● **Task directions**: Go through the material line by line and copy each one with the word "data".

Segment Start: Provided entries

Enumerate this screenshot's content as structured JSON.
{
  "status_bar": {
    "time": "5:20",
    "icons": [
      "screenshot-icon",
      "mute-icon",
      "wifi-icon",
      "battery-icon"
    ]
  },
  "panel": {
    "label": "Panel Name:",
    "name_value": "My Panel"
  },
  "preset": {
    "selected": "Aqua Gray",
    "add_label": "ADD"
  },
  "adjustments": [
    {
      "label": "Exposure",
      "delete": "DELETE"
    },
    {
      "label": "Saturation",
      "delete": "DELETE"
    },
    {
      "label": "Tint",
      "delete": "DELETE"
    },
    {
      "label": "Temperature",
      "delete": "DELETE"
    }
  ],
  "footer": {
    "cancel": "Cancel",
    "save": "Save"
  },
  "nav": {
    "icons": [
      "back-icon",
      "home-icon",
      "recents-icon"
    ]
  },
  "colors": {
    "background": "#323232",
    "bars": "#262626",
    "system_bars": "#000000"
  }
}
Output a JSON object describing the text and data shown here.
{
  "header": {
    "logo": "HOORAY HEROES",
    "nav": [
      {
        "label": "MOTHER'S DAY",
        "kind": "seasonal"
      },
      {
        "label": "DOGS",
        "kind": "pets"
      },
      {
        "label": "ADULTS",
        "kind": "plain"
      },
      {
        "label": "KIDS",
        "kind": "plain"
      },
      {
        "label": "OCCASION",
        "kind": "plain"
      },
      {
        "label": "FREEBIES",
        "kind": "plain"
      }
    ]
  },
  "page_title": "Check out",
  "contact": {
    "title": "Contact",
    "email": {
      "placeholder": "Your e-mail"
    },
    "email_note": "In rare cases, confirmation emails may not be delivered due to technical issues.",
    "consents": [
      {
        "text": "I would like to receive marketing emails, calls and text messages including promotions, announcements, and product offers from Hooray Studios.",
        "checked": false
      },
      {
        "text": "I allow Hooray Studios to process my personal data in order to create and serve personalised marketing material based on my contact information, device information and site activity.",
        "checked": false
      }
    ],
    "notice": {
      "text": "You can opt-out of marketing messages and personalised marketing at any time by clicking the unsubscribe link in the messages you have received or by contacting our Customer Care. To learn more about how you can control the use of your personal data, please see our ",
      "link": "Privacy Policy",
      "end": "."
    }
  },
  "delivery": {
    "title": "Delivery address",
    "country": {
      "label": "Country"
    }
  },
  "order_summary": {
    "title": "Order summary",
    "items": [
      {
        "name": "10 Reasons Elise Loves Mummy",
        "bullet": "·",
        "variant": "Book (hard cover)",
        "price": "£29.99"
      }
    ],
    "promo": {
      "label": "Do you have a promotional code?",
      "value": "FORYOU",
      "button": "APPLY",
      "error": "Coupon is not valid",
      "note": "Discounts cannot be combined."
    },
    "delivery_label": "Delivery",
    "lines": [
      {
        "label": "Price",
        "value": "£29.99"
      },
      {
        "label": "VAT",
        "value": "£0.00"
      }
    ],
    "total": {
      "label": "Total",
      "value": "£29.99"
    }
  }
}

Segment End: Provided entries

● **Result of this exercise**:
Output a JSON object describing the text and data shown here.
        "text": "I allow Hooray Studios to process my personal data in order to create and serve personalised marketing material based on my contact information, device information and site activity.",
      "text": "You can opt-out of marketing messages and personalised marketing at any time by clicking the unsubscribe link in the messages you have received or by contacting our Customer Care. To learn more about how you can control the use of your personal data, please see our ",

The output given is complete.